(Data for review begins)

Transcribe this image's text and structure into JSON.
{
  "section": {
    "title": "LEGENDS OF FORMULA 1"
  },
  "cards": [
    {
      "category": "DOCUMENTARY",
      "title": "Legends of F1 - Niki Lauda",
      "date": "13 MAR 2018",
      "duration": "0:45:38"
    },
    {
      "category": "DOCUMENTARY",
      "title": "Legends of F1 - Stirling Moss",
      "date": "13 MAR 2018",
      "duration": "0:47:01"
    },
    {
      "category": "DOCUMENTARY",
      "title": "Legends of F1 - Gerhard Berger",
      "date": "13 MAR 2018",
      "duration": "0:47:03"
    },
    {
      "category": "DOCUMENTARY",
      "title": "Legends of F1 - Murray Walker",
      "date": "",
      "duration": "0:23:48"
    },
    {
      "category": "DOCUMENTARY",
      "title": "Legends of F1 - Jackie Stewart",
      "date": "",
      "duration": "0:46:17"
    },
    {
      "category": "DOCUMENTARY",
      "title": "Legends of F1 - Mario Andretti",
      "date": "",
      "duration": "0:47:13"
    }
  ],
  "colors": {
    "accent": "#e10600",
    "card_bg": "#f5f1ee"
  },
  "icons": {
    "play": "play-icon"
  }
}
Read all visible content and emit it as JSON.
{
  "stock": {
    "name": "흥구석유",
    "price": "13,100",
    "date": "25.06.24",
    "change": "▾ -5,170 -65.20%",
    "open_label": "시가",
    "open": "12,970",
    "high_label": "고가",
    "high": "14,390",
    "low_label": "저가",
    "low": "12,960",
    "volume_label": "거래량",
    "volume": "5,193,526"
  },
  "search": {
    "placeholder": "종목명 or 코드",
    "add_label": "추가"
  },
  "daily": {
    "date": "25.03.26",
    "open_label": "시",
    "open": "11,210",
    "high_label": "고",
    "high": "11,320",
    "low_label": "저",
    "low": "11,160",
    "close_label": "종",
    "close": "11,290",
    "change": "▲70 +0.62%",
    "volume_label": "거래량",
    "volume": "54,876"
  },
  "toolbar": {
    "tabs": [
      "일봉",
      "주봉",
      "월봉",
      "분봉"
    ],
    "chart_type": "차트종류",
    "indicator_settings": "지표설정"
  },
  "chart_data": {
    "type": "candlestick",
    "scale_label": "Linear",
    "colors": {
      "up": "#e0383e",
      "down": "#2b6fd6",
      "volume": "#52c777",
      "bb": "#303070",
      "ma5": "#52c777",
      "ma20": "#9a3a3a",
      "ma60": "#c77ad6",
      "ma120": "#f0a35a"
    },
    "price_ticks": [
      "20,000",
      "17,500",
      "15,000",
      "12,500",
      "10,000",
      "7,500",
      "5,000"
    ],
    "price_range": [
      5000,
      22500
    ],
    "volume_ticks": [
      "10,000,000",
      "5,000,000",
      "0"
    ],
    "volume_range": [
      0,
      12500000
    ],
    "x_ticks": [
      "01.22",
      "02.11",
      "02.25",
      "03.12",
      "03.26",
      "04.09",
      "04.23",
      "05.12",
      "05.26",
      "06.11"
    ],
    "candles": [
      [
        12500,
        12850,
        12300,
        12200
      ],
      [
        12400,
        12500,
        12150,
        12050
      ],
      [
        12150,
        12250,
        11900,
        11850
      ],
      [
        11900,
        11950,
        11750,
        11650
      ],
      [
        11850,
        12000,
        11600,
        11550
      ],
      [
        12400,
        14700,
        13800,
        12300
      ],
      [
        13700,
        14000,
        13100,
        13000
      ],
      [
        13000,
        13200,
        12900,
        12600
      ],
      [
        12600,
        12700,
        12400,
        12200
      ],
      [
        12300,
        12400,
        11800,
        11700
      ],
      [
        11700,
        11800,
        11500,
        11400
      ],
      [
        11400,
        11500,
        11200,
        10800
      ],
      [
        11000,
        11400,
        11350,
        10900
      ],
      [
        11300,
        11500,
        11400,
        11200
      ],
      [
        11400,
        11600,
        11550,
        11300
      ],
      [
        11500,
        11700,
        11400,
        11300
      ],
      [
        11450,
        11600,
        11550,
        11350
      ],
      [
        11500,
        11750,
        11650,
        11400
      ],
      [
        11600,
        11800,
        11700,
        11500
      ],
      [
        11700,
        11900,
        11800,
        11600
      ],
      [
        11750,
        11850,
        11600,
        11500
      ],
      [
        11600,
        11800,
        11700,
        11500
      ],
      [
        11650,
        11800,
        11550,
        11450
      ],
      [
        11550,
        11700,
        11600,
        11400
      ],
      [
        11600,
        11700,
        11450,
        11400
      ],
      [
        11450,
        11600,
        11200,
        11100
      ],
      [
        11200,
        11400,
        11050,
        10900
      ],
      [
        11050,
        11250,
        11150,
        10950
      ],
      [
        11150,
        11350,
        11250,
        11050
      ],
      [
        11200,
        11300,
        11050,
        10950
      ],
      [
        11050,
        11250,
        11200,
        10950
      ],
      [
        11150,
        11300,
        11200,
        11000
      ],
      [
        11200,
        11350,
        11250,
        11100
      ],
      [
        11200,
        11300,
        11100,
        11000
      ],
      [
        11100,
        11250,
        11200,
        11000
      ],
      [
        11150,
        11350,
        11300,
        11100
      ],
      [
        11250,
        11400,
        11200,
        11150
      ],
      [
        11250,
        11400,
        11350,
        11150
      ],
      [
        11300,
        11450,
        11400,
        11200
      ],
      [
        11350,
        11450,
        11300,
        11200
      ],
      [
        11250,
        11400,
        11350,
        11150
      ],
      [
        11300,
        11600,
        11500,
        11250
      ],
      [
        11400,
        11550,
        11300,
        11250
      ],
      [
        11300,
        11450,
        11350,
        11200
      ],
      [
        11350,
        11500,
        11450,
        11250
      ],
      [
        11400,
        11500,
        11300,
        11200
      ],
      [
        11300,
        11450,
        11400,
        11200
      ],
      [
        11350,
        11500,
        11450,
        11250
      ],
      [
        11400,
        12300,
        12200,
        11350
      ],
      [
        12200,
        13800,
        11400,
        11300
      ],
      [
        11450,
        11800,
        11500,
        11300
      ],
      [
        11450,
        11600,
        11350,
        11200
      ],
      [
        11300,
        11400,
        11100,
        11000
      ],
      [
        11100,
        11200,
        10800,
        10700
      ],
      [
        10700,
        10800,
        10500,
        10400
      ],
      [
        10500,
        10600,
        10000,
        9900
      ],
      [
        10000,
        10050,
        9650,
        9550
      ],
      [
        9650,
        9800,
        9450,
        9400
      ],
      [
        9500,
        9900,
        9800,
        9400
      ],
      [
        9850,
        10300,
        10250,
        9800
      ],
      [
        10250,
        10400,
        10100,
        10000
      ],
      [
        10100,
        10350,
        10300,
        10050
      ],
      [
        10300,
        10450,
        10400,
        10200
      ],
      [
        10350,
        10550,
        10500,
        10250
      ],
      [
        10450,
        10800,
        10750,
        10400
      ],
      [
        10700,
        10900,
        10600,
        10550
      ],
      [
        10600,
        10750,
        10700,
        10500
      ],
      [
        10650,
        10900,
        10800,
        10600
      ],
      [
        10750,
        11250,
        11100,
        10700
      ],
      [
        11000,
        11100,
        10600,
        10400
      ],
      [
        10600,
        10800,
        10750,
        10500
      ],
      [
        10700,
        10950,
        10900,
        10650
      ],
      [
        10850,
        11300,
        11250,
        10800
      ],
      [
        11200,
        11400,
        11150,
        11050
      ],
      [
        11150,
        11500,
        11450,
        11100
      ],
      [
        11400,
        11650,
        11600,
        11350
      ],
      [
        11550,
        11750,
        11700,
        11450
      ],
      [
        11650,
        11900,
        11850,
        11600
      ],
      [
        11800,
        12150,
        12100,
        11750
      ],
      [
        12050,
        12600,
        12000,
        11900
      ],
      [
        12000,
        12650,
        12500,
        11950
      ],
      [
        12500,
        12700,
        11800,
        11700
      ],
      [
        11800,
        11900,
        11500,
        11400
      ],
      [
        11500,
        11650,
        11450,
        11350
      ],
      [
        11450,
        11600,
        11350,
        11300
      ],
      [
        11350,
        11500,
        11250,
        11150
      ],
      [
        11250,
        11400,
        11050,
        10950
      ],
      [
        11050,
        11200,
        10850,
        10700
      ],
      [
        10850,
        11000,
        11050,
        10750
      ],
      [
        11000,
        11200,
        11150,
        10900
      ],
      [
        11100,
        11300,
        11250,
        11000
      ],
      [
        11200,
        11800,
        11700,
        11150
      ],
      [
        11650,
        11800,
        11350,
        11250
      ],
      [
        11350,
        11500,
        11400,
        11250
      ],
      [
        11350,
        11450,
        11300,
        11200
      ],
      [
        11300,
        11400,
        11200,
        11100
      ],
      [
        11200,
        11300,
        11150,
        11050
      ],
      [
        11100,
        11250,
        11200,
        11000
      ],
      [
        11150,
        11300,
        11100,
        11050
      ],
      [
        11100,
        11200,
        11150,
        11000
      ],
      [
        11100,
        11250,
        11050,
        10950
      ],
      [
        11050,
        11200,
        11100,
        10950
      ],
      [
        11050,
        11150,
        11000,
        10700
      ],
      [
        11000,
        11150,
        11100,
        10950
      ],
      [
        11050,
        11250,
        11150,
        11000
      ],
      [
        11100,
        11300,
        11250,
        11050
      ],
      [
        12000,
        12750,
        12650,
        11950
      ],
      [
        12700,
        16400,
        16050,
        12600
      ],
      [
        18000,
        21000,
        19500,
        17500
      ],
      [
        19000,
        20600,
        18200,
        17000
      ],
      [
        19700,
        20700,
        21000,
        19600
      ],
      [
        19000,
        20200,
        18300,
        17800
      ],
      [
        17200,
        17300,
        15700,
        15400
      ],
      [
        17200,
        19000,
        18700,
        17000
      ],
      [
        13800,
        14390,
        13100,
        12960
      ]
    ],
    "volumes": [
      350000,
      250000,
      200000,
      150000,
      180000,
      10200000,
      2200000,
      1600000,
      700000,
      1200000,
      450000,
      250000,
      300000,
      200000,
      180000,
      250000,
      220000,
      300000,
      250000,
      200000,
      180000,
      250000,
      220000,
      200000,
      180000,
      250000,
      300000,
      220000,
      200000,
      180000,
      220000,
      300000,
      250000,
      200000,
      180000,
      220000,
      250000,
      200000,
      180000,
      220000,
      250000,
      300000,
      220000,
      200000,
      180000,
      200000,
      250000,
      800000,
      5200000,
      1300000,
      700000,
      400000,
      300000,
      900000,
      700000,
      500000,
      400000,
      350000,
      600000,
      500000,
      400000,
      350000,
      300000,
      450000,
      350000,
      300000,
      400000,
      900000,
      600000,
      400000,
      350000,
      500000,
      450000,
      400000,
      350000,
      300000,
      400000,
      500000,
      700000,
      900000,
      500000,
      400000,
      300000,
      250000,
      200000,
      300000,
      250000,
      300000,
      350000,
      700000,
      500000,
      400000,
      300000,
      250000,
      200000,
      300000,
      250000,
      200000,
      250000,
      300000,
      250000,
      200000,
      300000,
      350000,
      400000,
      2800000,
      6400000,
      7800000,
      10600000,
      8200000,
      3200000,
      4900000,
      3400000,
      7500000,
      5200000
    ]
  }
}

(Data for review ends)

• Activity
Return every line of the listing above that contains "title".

• Exercise response
    "title": "LEGENDS OF FORMULA 1"
      "title": "Legends of F1 - Niki Lauda",
      "title": "Legends of F1 - Stirling Moss",
      "title": "Legends of F1 - Gerhard Berger",
      "title": "Legends of F1 - Murray Walker",
      "title": "Legends of F1 - Jackie Stewart",
      "title": "Legends of F1 - Mario Andretti",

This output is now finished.